**How to complete this task**
Please print the data shown below without any alteration.

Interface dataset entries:
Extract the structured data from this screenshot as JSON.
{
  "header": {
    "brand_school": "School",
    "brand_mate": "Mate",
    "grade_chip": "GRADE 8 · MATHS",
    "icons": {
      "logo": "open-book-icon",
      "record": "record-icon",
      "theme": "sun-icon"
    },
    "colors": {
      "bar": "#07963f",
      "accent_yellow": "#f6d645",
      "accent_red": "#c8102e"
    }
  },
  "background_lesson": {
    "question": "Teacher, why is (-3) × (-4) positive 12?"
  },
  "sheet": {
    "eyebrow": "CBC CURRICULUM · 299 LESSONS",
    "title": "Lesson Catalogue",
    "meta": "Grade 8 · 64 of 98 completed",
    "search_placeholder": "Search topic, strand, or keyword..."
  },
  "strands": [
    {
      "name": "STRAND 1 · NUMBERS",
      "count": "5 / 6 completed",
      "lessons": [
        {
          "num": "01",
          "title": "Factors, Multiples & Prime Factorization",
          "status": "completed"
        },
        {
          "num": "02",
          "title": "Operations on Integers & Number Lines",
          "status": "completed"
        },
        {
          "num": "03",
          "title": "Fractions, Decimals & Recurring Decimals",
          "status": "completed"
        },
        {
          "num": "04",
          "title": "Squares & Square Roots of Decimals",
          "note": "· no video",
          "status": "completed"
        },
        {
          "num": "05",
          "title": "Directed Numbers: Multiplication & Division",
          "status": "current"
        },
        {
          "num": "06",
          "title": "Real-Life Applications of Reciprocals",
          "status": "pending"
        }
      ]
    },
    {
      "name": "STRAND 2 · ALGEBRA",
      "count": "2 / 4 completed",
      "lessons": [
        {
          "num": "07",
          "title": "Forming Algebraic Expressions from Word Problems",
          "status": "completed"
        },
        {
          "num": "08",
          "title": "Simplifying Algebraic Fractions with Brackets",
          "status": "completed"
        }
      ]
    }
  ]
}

**Response to the exercise**
Extract the structured data from this screenshot as JSON.
{
  "header": {
    "brand_school": "School",
    "brand_mate": "Mate",
    "grade_chip": "GRADE 8 · MATHS",
    "icons": {
      "logo": "open-book-icon",
      "record": "record-icon",
      "theme": "sun-icon"
    },
    "colors": {
      "bar": "#07963f",
      "accent_yellow": "#f6d645",
      "accent_red": "#c8102e"
    }
  },
  "background_lesson": {
    "question": "Teacher, why is (-3) × (-4) positive 12?"
  },
  "sheet": {
    "eyebrow": "CBC CURRICULUM · 299 LESSONS",
    "title": "Lesson Catalogue",
    "meta": "Grade 8 · 64 of 98 completed",
    "search_placeholder": "Search topic, strand, or keyword..."
  },
  "strands": [
    {
      "name": "STRAND 1 · NUMBERS",
      "count": "5 / 6 completed",
      "lessons": [
        {
          "num": "01",
          "title": "Factors, Multiples & Prime Factorization",
          "status": "completed"
        },
        {
          "num": "02",
          "title": "Operations on Integers & Number Lines",
          "status": "completed"
        },
        {
          "num": "03",
          "title": "Fractions, Decimals & Recurring Decimals",
          "status": "completed"
        },
        {
          "num": "04",
          "title": "Squares & Square Roots of Decimals",
          "note": "· no video",
          "status": "completed"
        },
        {
          "num": "05",
          "title": "Directed Numbers: Multiplication & Division",
          "status": "current"
        },
        {
          "num": "06",
          "title": "Real-Life Applications of Reciprocals",
          "status": "pending"
        }
      ]
    },
    {
      "name": "STRAND 2 · ALGEBRA",
      "count": "2 / 4 completed",
      "lessons": [
        {
          "num": "07",
          "title": "Forming Algebraic Expressions from Word Problems",
          "status": "completed"
        },
        {
          "num": "08",
          "title": "Simplifying Algebraic Fractions with Brackets",
          "status": "completed"
        }
      ]
    }
  ]
}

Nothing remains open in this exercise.